The following year, the business bought another. This was the Lagonda which he purchased from almost three times as much.

David Brown acquired Transvaal based Precision Equipment (Pty) Ltd. The company was able to produce the best sports cars of the era.

Many of these were favoured by Ian Fleming. He thought that they would be perfect as an addition to the James Bond novels.

These included V8 Vantage, V12 Vanquish, DBS, and 007’s most famous car of all in the films – the Aston Martin DB5.

During 1972, David Brown faced financial difficulties. As a result, the car business was sold to a Birmingham based consortium and the tractor business to Tenneco Inc. in America.

Despite contracts to supply gearboxes for the conversion of warships to gas propulsion, the company faced increased competition. This came from important goods and stricter Health and Safety laws.

This led to the company floating on the stock market in 1993. As a result, they were then bought by Textron Inc.

Where is David Brown Now?

Despite changing owners, the company managed to keep its head offices. It also continues to manufacture in Huddersfield.

In September 2008, it returned to British ownership when the business was purchased by Clyde Bowers. 2 years later in 2010, the company celebrated its 150th year.

Then, in 2016, the business merged with Santasalo to become David Brown Santasalo. Since then it has remained in the hands of N4 Partners.

Today it’s still recognised as a leading specialist in gear engineering and innovation with manufacturing plants in 18 countries around the world.

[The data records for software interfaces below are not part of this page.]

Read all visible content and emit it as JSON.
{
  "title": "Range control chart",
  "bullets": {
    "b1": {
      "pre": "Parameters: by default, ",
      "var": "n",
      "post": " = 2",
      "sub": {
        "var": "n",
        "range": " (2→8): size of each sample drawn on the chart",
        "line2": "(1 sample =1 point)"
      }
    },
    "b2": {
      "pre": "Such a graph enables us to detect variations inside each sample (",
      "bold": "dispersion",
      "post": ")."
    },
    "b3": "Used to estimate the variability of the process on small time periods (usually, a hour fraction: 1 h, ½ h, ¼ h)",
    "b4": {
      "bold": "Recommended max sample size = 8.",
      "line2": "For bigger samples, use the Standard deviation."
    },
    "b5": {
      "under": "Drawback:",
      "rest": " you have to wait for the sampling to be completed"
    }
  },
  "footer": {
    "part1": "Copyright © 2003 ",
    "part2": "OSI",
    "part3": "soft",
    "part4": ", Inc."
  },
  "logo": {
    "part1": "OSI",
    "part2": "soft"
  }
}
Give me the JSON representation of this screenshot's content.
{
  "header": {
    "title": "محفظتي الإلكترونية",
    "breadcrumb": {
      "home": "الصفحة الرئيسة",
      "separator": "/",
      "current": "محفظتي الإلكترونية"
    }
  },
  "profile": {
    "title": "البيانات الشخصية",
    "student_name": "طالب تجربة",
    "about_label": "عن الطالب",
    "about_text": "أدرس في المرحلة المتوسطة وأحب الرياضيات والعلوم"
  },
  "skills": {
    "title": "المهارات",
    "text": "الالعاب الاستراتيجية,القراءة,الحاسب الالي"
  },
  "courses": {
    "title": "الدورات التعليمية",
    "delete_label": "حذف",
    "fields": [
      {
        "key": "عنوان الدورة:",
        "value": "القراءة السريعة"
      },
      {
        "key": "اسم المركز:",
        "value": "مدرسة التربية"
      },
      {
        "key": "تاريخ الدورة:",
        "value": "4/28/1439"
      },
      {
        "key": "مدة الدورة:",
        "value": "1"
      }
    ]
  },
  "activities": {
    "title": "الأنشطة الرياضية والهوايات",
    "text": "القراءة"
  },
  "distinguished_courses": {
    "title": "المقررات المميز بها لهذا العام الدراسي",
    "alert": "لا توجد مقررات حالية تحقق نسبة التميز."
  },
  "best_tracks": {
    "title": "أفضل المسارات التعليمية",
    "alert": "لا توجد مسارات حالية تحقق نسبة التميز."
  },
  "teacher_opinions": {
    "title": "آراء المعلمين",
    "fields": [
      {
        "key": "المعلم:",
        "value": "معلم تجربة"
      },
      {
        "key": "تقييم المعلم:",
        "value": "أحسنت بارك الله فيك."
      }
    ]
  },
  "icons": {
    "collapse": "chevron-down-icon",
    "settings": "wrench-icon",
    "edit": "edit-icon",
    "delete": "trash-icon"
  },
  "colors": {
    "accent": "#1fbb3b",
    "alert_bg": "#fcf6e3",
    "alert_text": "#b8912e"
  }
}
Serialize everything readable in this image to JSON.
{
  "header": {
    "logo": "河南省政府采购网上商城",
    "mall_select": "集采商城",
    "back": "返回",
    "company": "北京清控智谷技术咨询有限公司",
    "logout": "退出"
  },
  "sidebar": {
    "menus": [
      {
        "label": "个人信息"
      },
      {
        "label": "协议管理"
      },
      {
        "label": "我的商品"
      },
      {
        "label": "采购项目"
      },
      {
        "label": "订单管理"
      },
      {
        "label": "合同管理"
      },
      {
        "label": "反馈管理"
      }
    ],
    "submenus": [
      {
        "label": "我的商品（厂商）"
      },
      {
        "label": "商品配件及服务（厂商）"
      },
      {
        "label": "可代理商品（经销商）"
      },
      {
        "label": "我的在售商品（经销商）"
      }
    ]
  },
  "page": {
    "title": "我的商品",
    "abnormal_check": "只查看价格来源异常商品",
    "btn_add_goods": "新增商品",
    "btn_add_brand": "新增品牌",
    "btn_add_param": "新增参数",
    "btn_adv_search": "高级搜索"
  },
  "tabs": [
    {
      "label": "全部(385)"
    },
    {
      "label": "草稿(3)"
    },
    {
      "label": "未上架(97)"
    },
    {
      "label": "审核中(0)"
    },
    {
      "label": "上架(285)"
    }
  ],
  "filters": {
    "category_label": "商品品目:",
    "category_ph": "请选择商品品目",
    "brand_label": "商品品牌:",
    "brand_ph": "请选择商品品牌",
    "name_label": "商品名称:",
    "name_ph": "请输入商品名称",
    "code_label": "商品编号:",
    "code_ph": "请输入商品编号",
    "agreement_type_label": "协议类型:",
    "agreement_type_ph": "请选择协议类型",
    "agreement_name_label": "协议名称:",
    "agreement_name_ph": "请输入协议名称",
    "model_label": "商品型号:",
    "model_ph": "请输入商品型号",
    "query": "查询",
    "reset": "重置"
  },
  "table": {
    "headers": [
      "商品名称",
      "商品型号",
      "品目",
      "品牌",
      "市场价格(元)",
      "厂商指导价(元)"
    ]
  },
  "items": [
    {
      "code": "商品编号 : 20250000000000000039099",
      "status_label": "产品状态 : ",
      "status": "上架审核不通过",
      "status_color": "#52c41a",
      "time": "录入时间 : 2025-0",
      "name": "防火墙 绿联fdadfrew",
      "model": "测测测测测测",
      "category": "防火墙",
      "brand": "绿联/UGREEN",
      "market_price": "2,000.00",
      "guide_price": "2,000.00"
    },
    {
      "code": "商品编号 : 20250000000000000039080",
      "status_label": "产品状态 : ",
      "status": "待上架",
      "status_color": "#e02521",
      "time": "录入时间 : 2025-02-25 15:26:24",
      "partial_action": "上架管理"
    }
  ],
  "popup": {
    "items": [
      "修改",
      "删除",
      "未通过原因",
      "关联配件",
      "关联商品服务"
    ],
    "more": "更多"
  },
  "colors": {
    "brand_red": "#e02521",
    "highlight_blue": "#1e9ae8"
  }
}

Not bad going for a 17 year old lad who started his business in his landlord’s stable.